Report: Small manufacturers struggling to meet customers’ increasing ESG demands

More than three-quarters of small and medium-sized manufacturing firms are receiving enhanced requirements from their customers relating to environmental, social and governance (ESG) topics – but half say they lack the resources required to meet them.

Report: Small manufacturers struggling to meet customers’ increasing ESG demands

Stock image.

This is a headline finding from a survey of 150 UK-based manufacturing companies conducted by Lloyds Bank and industry body Make UK. The survey results were published today (12 February).

Three in four (74%) of these firms said they have built ESG-related conditions into supplier contracts as part of revamped procurement strategies. This ties into an uptick in businesses in the sectors having ESG targets and strategies, particularly prominent since 2021.
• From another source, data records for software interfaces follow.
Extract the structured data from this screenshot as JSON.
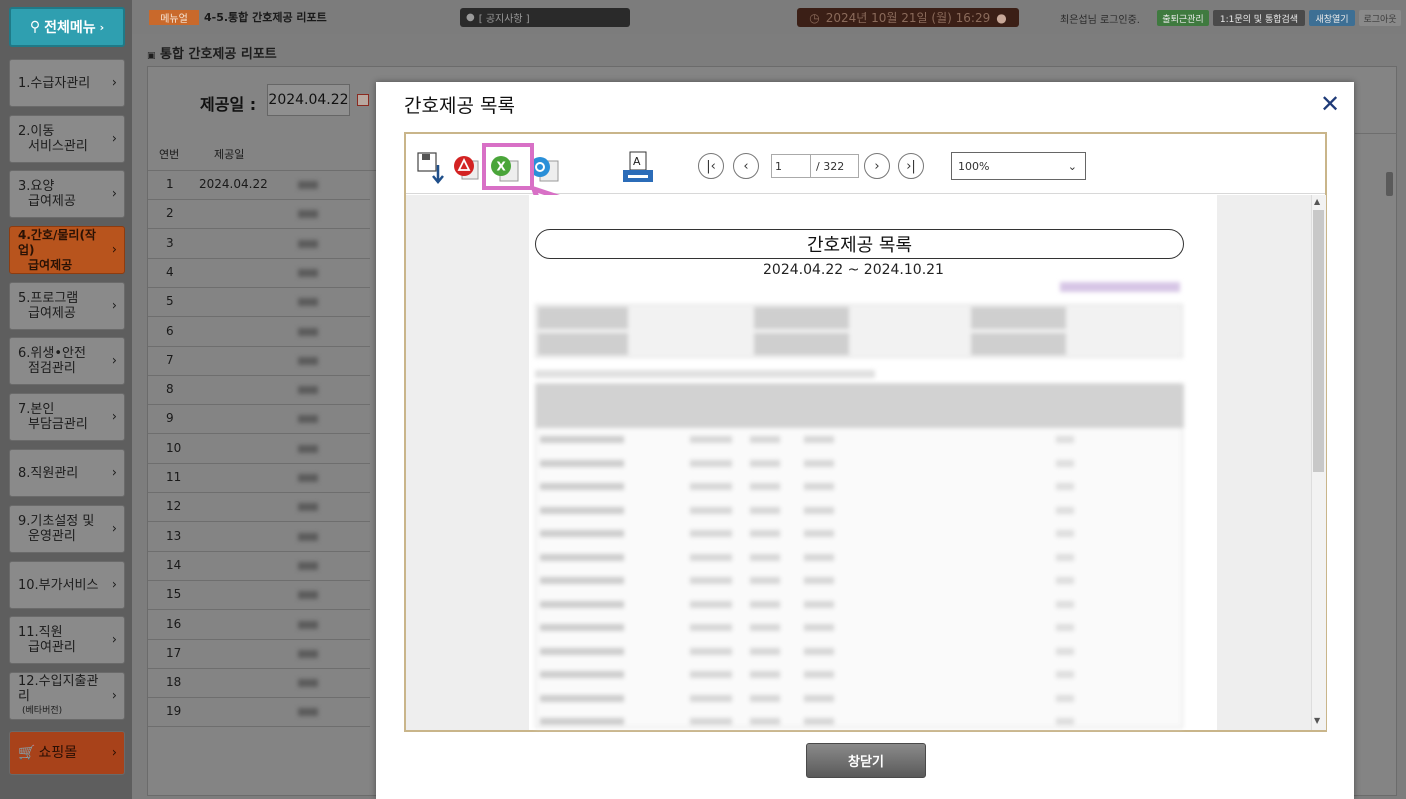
{
  "sidebar": {
    "menu_button": "전체메뉴",
    "items": [
      {
        "line1": "1.수급자관리",
        "line2": ""
      },
      {
        "line1": "2.이동",
        "line2": "서비스관리"
      },
      {
        "line1": "3.요양",
        "line2": "급여제공"
      },
      {
        "line1": "4.간호/물리(작업)",
        "line2": "급여제공"
      },
      {
        "line1": "5.프로그램",
        "line2": "급여제공"
      },
      {
        "line1": "6.위생•안전",
        "line2": "점검관리"
      },
      {
        "line1": "7.본인",
        "line2": "부담금관리"
      },
      {
        "line1": "8.직원관리",
        "line2": ""
      },
      {
        "line1": "9.기초설정 및",
        "line2": "운영관리"
      },
      {
        "line1": "10.부가서비스",
        "line2": ""
      },
      {
        "line1": "11.직원",
        "line2": "급여관리"
      },
      {
        "line1": "12.수입지출관리",
        "line2": "(베타버전)"
      }
    ],
    "shop_label": "쇼핑몰"
  },
  "topbar": {
    "badge": "메뉴얼",
    "breadcrumb": "4-5.통합 간호제공 리포트",
    "notice": "[ 공지사항 ]",
    "datetime": "2024년 10월 21일 (월) 16:29",
    "login_text": "최은섭님 로그인중.",
    "buttons": [
      "출퇴근관리",
      "1:1문의 및 통합검색",
      "새창열기",
      "로그아웃"
    ]
  },
  "main": {
    "report_title": "통합 간호제공 리포트",
    "date_label": "제공일 :",
    "date_value": "2024.04.22",
    "table_headers": [
      "연번",
      "제공일"
    ],
    "first_row_date": "2024.04.22",
    "row_numbers": [
      "1",
      "2",
      "3",
      "4",
      "5",
      "6",
      "7",
      "8",
      "9",
      "10",
      "11",
      "12",
      "13",
      "14",
      "15",
      "16",
      "17",
      "18",
      "19"
    ]
  },
  "modal": {
    "title": "간호제공 목록",
    "close_icon": "close-icon",
    "toolbar": {
      "page_current": "1",
      "page_total": "/ 322",
      "zoom": "100%"
    },
    "document": {
      "title": "간호제공 목록",
      "range": "2024.04.22 ~ 2024.10.21"
    },
    "close_button": "창닫기"
  },
  "colors": {
    "highlight": "#d870c6",
    "active_menu": "#b8541d",
    "menu_button": "#2f9fb0"
  }
}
Similarly, 77% of the SME manufacturers polled said they are receiving ESG-related requirements from their customers.

This is important given that most large firms will see their supply chains accounting for significant environmental and social impact, for better or worse. For example, CDP estimates that the average large multinational firm’s supply chain will generate 11.4 times the level of emissions as its operations.

Nonetheless, the survey revealed that SME manufacturers are struggling to meet increasing demand for ESG-related disclosures or programmes. 52% said they do not have the resources needed to align with increased customer demands, whether due to financial constraints or a lack of in-house specialist knowledge.

Less than one-third (27%) of the SME manufacturers surveyed said they receive support from their larger customers to improve their ESG-related strategies, performance or disclosures.

The survey also found that, in many cases, businesses are not equipped to measure their suppliers’ performance against top-down ESG targets. 45% of respondents said they are not aware of supplier progress.

Lloyds Bank’s head of manufacturing and industrials Huw Howells said: “It’s particularly encouraging to see that larger companies are mostly in a good position in terms of formalised ESG strategies, corporate and supplier governance, and supplier management. However, these increasing requirements are creating financial and technological barriers for many firms and even more so for smaller firms in their supply chains.

“It’s therefore important for manufacturers to work with their supply chains to ensure that ESG strategies are a sustainable collective achievement and a force for future growth.”

Hot topics

The report found that the most prominent forms of ESG conditions set by manufacturers relate to governance.

For example, four in ten firms have enhanced their human rights requirements for suppliers while a third have boosted labour rights terms and more than one-quarter (27%) have bolstered requirements on diversity, equity and inclusion (DEI).

One-quarter of businesses polled stated that they have set stronger supplier requirements on climate. Just 12% had done the same for biodiversity-related topics.

Those polled said climate and nature are the topics where they will likely increase requirements in the years to come, partly due to mounting risks in the supply chain. These range from the physical risks of issues such as climate-linked extreme weather damage, to the risks of non-compliance with enhanced regulation from national governments.

Tune in to the Sustainability Uncovered podcast 

Lloyds Bank is edie’s partner for the long-running Sustainability Uncovered Podcast – the show for anyone working in, or passionate about, sustainable business and climate action.

The most recent episode, streaming here, is dedicated to communications, reporting and relationship-building. Tune in to hear three new and exclusive guest interviews on these topics from VF Corporation, Pai Skincare and The Open University.

Sustainability Uncovered is available to listen to on iTunesSpotifyGoogle Podcasts and Soundcloud – or bookmark this page to see the full list of podcast episodes as they appear.

Comments (1)

  1. Rob Heap says:

    My consumer experience demonstrates that during my due diligence, the ESG targets and historical performance of most SME’s and some corporate businesses are lacking tangible data. Many present themselves as having a robust ESG policy, but fail to provide performance related evidence. Whether this is due to a lack of funding &/or guidance, is not clear. However, many companies do not respond to my request for tangible ESG performance data and most that do respond, do not have a robust understanding of the kind of information that I am asking for. Many think that having a carbon offsetting programme is the solution to their net zero requirements.
    These companies do not receive my business.

Action inspires action. Stay ahead of the curve with sustainability and energy newsletters from edie